## TASK INSTRUCTIONS
Scan the entries that follow and copy out every line containing "Oportunidades".

## EXERCISE INPUTS
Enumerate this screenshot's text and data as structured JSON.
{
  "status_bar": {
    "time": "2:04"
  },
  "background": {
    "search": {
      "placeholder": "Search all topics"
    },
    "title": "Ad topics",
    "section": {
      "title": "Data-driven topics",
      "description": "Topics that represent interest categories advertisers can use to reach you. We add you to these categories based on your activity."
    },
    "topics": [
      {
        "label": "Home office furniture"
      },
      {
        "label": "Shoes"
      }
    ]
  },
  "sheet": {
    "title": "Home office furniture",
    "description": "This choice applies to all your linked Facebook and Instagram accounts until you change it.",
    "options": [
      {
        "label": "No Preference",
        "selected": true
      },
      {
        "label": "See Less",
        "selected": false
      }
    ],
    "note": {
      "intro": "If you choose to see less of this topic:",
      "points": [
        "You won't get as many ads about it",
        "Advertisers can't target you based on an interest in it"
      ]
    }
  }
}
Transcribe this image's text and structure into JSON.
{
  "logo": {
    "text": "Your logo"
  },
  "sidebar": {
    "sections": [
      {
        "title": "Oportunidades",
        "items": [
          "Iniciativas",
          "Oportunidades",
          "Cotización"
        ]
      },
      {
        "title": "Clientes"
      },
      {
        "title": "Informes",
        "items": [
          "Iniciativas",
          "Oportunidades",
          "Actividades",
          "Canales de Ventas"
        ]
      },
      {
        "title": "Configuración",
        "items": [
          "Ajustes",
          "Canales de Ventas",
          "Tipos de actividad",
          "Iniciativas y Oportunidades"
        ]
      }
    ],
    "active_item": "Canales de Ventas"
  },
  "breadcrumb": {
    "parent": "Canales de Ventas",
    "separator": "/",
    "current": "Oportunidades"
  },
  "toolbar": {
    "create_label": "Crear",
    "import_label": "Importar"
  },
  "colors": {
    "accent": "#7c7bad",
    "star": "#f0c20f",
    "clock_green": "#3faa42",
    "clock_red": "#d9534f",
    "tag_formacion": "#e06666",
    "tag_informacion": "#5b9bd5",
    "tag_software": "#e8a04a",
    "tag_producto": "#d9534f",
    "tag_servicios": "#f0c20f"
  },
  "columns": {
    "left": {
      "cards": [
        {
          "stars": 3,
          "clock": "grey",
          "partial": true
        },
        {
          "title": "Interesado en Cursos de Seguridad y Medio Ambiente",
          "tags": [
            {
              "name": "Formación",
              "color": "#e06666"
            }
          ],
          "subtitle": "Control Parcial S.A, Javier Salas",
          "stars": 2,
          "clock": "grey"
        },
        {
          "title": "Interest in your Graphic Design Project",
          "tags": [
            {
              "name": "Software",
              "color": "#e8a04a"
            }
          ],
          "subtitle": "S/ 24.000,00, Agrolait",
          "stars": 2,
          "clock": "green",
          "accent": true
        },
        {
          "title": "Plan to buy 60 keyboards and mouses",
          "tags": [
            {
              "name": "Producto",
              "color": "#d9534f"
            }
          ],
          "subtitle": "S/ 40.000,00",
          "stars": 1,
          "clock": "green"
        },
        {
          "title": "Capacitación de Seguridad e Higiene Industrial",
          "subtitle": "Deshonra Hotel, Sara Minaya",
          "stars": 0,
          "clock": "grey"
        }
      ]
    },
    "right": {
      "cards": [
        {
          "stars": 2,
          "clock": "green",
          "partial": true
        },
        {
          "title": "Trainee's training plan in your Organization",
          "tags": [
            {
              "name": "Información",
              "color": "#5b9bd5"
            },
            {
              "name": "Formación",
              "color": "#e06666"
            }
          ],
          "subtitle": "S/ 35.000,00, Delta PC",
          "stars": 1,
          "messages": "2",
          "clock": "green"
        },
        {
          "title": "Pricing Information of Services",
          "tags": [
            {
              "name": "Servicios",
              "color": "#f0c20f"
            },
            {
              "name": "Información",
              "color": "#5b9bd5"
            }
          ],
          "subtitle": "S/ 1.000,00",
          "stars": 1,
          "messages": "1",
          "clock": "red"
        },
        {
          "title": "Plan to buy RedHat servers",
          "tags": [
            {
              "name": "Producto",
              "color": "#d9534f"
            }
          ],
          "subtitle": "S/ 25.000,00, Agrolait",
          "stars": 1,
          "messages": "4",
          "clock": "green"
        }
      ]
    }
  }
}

## RESPONSE AREA
        "title": "Oportunidades",
          "Oportunidades",
          "Oportunidades",
          "Iniciativas y Oportunidades"
    "current": "Oportunidades"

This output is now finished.